= TASK DESCRIPTION =
Within the material below, find each line bearing the word "label" and present it.

= PROVIDED DATA =
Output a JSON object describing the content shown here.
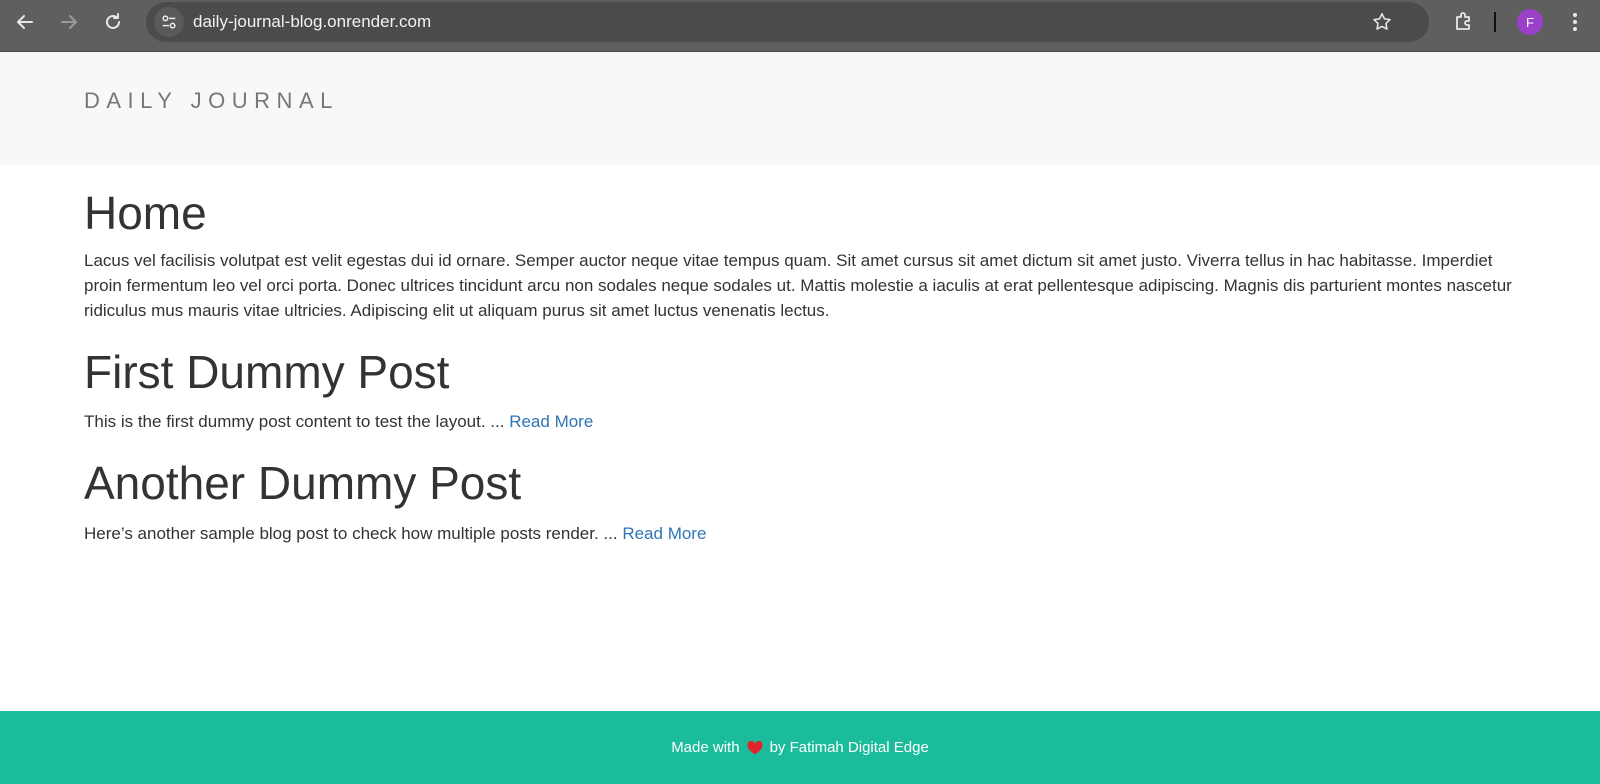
{
  "browser": {
    "url": "daily-journal-blog.onrender.com",
    "avatar_letter": "F",
    "icons": [
      "back-arrow-icon",
      "forward-arrow-icon",
      "reload-icon",
      "site-info-icon",
      "star-icon",
      "extensions-icon",
      "kebab-menu-icon"
    ]
  },
  "header": {
    "brand": "DAILY JOURNAL"
  },
  "home": {
    "title": "Home",
    "text": "Lacus vel facilisis volutpat est velit egestas dui id ornare. Semper auctor neque vitae tempus quam. Sit amet cursus sit amet dictum sit amet justo. Viverra tellus in hac habitasse. Imperdiet proin fermentum leo vel orci porta. Donec ultrices tincidunt arcu non sodales neque sodales ut. Mattis molestie a iaculis at erat pellentesque adipiscing. Magnis dis parturient montes nascetur ridiculus mus mauris vitae ultricies. Adipiscing elit ut aliquam purus sit amet luctus venenatis lectus."
  },
  "posts": [
    {
      "title": "First Dummy Post",
      "excerpt": "This is the first dummy post content to test the layout. ...",
      "read_more": "Read More"
    },
    {
      "title": "Another Dummy Post",
      "excerpt": "Here’s another sample blog post to check how multiple posts render. ...",
      "read_more": "Read More"
    }
  ],
  "footer": {
    "made_with": "Made with",
    "by": "by Fatimah Digital Edge",
    "heart_color": "#e0262b"
  },
  "colors": {
    "footer_bg": "#1abc9c",
    "link": "#2f74b5",
    "header_bg": "#f8f8f8"
  }
}
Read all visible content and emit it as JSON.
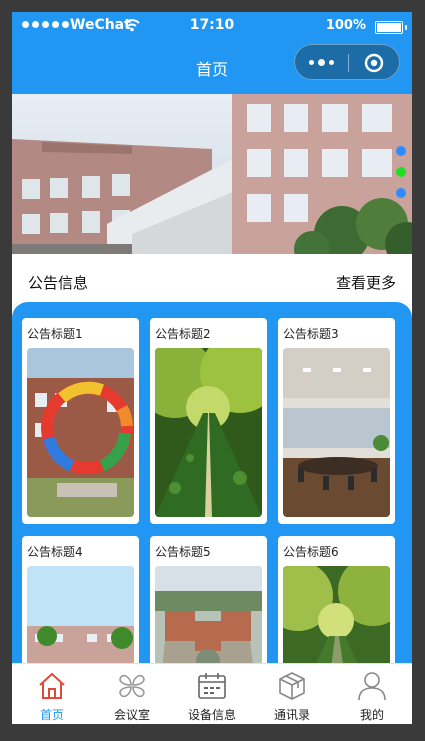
{
  "status_bar": {
    "carrier": "WeChat",
    "time": "17:10",
    "battery": "100%"
  },
  "nav": {
    "title": "首页"
  },
  "banner": {
    "dots": [
      {
        "color": "#2f8cff"
      },
      {
        "color": "#22dd22"
      },
      {
        "color": "#2f8cff"
      }
    ]
  },
  "notice": {
    "title": "公告信息",
    "more": "查看更多"
  },
  "cards": [
    {
      "title": "公告标题1",
      "image": "colorful-ring-sculpture"
    },
    {
      "title": "公告标题2",
      "image": "tree-lined-path"
    },
    {
      "title": "公告标题3",
      "image": "conference-room"
    },
    {
      "title": "公告标题4",
      "image": "campus-buildings"
    },
    {
      "title": "公告标题5",
      "image": "campus-aerial-view"
    },
    {
      "title": "公告标题6",
      "image": "tree-lined-road"
    }
  ],
  "tabs": [
    {
      "label": "首页",
      "icon": "home-icon",
      "active": true
    },
    {
      "label": "会议室",
      "icon": "meeting-room-icon",
      "active": false
    },
    {
      "label": "设备信息",
      "icon": "device-info-icon",
      "active": false
    },
    {
      "label": "通讯录",
      "icon": "contacts-icon",
      "active": false
    },
    {
      "label": "我的",
      "icon": "profile-icon",
      "active": false
    }
  ],
  "colors": {
    "primary": "#2196f3",
    "active_tab": "#2196f3"
  }
}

= FINISHED TASK =
      "label": "首页",
      "label": "会议室",
      "label": "设备信息",
      "label": "通讯录",
      "label": "我的",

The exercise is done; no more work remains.